As people moved to 16-bit colors (65536 colors, which is still less than 16 million), this became less important, but since 16-bit was still not true color, there was still a bit of dithering going on, so many of the professional and/or tradiationalist (I fall into the traditionalist category) developers still used these "safe" colos (esp. since there was no longer any agree standard for what colors are safe in 16-bit color mode, and thus, these "safe" colors were still the only gauranteed safe colors).

It wasn't until large numbers of people started to use 24-bit true color that people finally started to not care and even forget about the "safe colors". Some traditionalist developers and large-audience developers (those who need to make as many customers happy, including those using legacy hardware) still use browser safe colors. I still try to whenever possible.

Anyway, the browser safe colors are officially defined as any color where the red, green, and blue components were multiples of 0x33. 0x33 * 4 = 0xCC. Anyway, there were thus 6 possible values for each of the 3 components (0x33 * 0 through 0x33 * 5), and 6 raised to the third power is 216. So the safe color set actually has 216 colors, not 256. The remaining 40 served as a buffer because things like the operating system used up some color space.

Yes, *that* was what I was asking about.

I was trying to visually recreate a color scheme I'd had before and enjoyed - was ending up (using a palette) with a bunch of wildly unsafe colors looking approximately correct.

However, have since found that color list, and it was all safe colors anyway - it's from fall 2001, when I was still in the habit of using them.

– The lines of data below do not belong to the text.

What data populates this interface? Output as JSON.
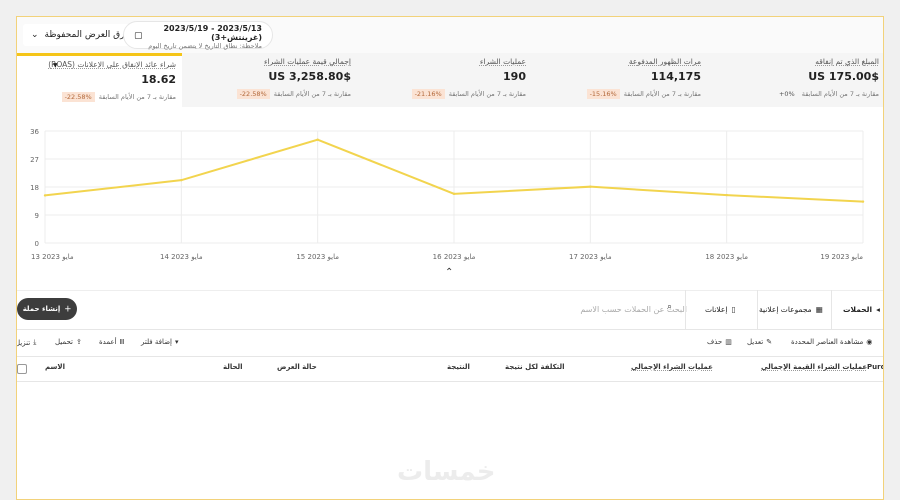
{
  "topbar": {
    "saved_views_label": "طرق العرض المحفوظة",
    "date_range": "2023/5/13 - 2023/5/19 (غرينتش+3)",
    "date_note": "ملاحظة: نطاق التاريخ لا يتضمن تاريخ اليوم"
  },
  "metrics": [
    {
      "label": "المبلغ الذي تم إنفاقه",
      "value": "$US 175.00",
      "badge": "+0%",
      "compare": "مقارنة بـ 7 من الأيام السابقة"
    },
    {
      "label": "مرات الظهور المدفوعة",
      "value": "114,175",
      "badge": "-15.16%",
      "compare": "مقارنة بـ 7 من الأيام السابقة"
    },
    {
      "label": "عمليات الشراء",
      "value": "190",
      "badge": "-21.16%",
      "compare": "مقارنة بـ 7 من الأيام السابقة"
    },
    {
      "label": "إجمالي قيمة عمليات الشراء",
      "value": "$US 3,258.80",
      "badge": "-22.58%",
      "compare": "مقارنة بـ 7 من الأيام السابقة"
    },
    {
      "label": "شراء عائد الإنفاق على الإعلانات (ROAS)",
      "value": "18.62",
      "badge": "-22.58%",
      "compare": "مقارنة بـ 7 من الأيام السابقة"
    }
  ],
  "chart_data": {
    "type": "line",
    "x": [
      "13 مايو 2023",
      "14 مايو 2023",
      "15 مايو 2023",
      "16 مايو 2023",
      "17 مايو 2023",
      "18 مايو 2023",
      "19 مايو 2023"
    ],
    "series": [
      {
        "values": [
          15.3,
          20.2,
          33.2,
          15.8,
          18.1,
          15.4,
          13.3
        ]
      }
    ],
    "yticks": [
      0,
      9,
      18,
      27,
      36
    ],
    "ylim": [
      0,
      36
    ],
    "color": "#f2d44e",
    "grid": true
  },
  "toolbar": {
    "create_label": "إنشاء حملة",
    "search_placeholder": "البحث عن الحملات حسب الاسم",
    "tabs": [
      {
        "label": "الحملات"
      },
      {
        "label": "مجموعات إعلانية"
      },
      {
        "label": "إعلانات"
      }
    ]
  },
  "actions": {
    "view_selected": "مشاهدة العناصر المحددة",
    "edit": "تعديل",
    "delete": "حذف",
    "add_filter": "إضافة فلتر",
    "columns": "أعمدة",
    "upload": "تحميل",
    "download": "تنزيل"
  },
  "table": {
    "headers": {
      "name": "الاسم",
      "status": "الحالة",
      "delivery": "حالة العرض",
      "result": "النتيجة",
      "cost_per_result": "التكلفة لكل نتيجة",
      "purchases_total": "عمليات الشراء الإجمالي",
      "purchase_value_total": "عمليات الشراء القيمة الإجمالي",
      "purch": "Purch"
    }
  },
  "watermark": "خمسات"
}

Haven't worked in 216 for quite some time, but if I remember correctly, the thing that frustrates me the most about it is the lack of anything orange.

What's the 0x in '0x33' mean? I understand it functionally, but not - actually (?).

It's some ISO, RFC, or IEEE standard. Don't remember which. Didn't know the story behind it until one of the ACM competitions, where one had to code something to work with these set of rules.

Anyway, the standard states that...
1/ By default, all numbers should be treated as decimal. So 1234 = 1234
2/ If a number starts with a "0", then it will NOT be treated as decimal.
3/ If the number starts with a "0" and just goes on, it is to be treated as octal. So 01234 = 668
4/ If the number starts with a "0" and is then followed by a "b", it is to be treated as binary ("b" for "binary"). So 0b10011010010 = 1234
5/ If the number starts with a "0" and is then followed by a "x", it is to be treated as hexadecimal ("x" for "heX"). So 0x1234 = 4660

And so that's where the "x" comes in. When programming, if you ever want the computer to interpret your input as octal or as hex, you have to use the special formatting. And in some languages, even "b" is recognzied. So for example, I can legally use this in a piece of code that I write.

for (int i = 0x4000; i < 0x100000; i += 0xC000)
{
// And I actually do write code like this quite often
}

Which would be a lot cleaner-looking and much more intuitive than using the decimal representations of 16384, 1048576, and 49152. For one, you can look at that and figure out in your head, fairly painlessly, how many times the loop will run (0x15 times). But if you were working with decimals, the mental math becomes much more icky 'cuz there ain't so many nice, round zeros trailing all the numbers. :)

Likewise, if you are using numbers as bitmasks or bitmaps where the value of the number isn't important, but which bits are turned on are, the 0b representation would be more intuitive. And octal... that ain't used that much. The most common place I know where octal is used is if you run Unix/Linux and are chmodding. A chmod command takes an octal input, like 0644.

Have you ever considered going into education?

But hex is so intuitive!

For one, my screenname would be a lot easier to type in hex:
Code0x10000

Hex digits are certainly a lot easier for me to maniuplate than remembering what the difference is between "dark magenta" and "purple". :p

Just so long as I can see what they really look like in pretty quick order and tweak accordingly.

You have left the computer science major quite behind.

Me or code65536?

Did you look at E. 100th St. yet? [/nag]